Element data from apps and pages:
◆ ◆ ◆ ◆ ◆ ◆ ◆
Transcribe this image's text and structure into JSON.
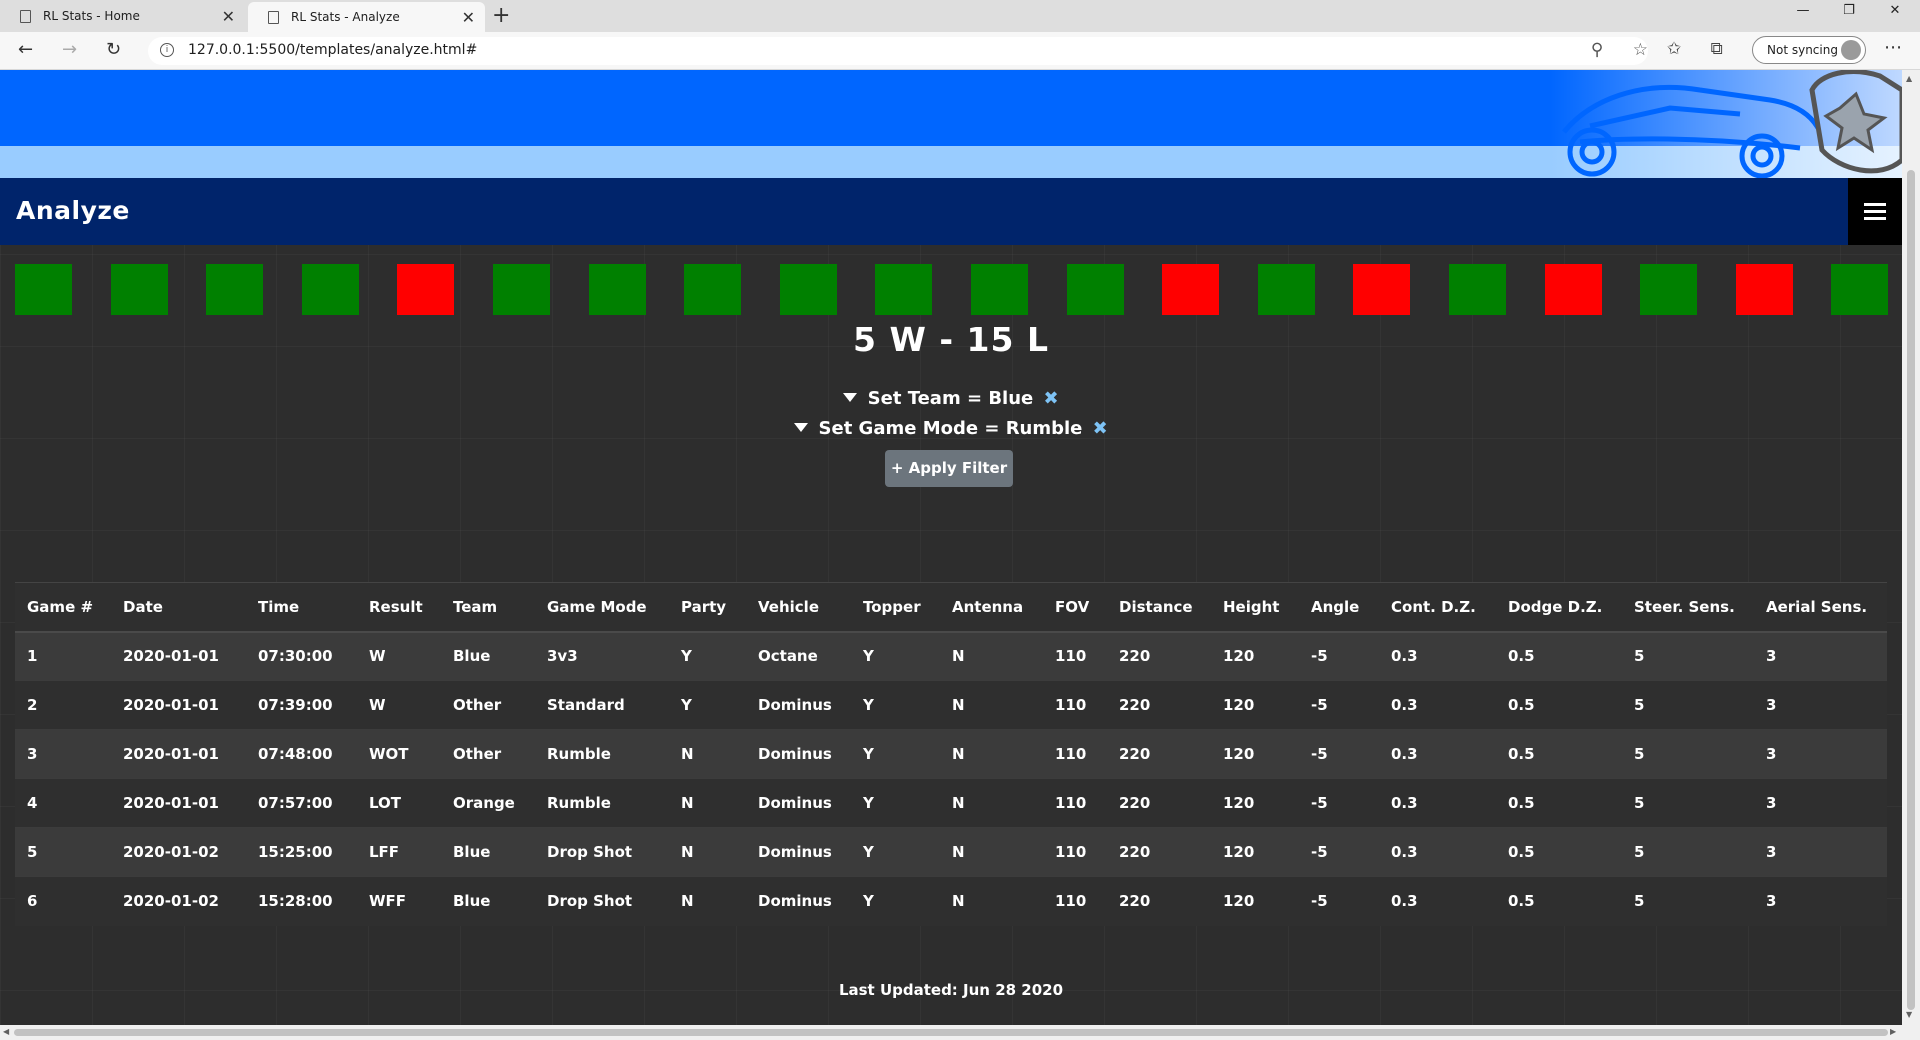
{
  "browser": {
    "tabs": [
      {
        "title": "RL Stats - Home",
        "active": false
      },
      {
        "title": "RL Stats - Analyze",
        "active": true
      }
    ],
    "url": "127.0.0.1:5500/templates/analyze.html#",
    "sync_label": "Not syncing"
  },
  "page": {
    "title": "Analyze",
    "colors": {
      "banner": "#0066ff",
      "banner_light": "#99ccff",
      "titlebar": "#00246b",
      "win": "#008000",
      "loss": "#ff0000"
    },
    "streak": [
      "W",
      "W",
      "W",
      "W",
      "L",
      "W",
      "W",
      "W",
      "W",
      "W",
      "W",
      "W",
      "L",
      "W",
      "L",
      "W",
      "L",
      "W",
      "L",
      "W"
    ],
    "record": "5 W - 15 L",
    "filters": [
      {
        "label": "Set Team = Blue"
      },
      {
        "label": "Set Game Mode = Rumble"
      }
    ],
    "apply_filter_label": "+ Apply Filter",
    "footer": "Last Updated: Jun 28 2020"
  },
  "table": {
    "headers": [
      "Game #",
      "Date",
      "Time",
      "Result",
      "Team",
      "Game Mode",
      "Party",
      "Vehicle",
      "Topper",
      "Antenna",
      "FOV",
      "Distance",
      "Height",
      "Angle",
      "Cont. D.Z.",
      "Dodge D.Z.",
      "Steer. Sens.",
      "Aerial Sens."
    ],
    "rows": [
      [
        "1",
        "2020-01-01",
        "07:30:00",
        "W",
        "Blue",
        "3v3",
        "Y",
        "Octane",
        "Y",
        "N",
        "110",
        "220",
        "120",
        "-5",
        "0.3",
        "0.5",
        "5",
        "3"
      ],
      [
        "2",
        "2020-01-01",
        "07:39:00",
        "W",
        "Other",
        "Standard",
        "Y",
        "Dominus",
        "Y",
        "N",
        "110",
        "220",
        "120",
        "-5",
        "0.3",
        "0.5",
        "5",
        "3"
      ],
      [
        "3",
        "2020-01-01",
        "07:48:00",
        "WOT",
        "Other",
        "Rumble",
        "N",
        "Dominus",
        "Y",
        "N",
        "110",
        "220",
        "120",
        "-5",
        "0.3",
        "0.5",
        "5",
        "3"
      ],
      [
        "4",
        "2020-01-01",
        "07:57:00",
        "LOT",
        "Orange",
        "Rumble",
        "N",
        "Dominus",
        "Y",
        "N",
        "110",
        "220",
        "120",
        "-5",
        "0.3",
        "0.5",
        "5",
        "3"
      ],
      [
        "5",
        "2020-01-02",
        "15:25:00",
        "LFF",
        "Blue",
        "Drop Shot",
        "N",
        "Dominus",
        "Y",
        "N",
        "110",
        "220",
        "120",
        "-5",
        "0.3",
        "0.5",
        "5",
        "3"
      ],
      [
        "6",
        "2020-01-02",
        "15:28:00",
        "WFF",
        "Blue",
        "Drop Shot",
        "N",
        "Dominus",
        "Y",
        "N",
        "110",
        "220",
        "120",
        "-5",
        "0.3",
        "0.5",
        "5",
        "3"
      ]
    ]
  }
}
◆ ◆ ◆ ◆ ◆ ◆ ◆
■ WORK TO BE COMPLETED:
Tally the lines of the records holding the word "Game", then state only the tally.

■ RESULT:
3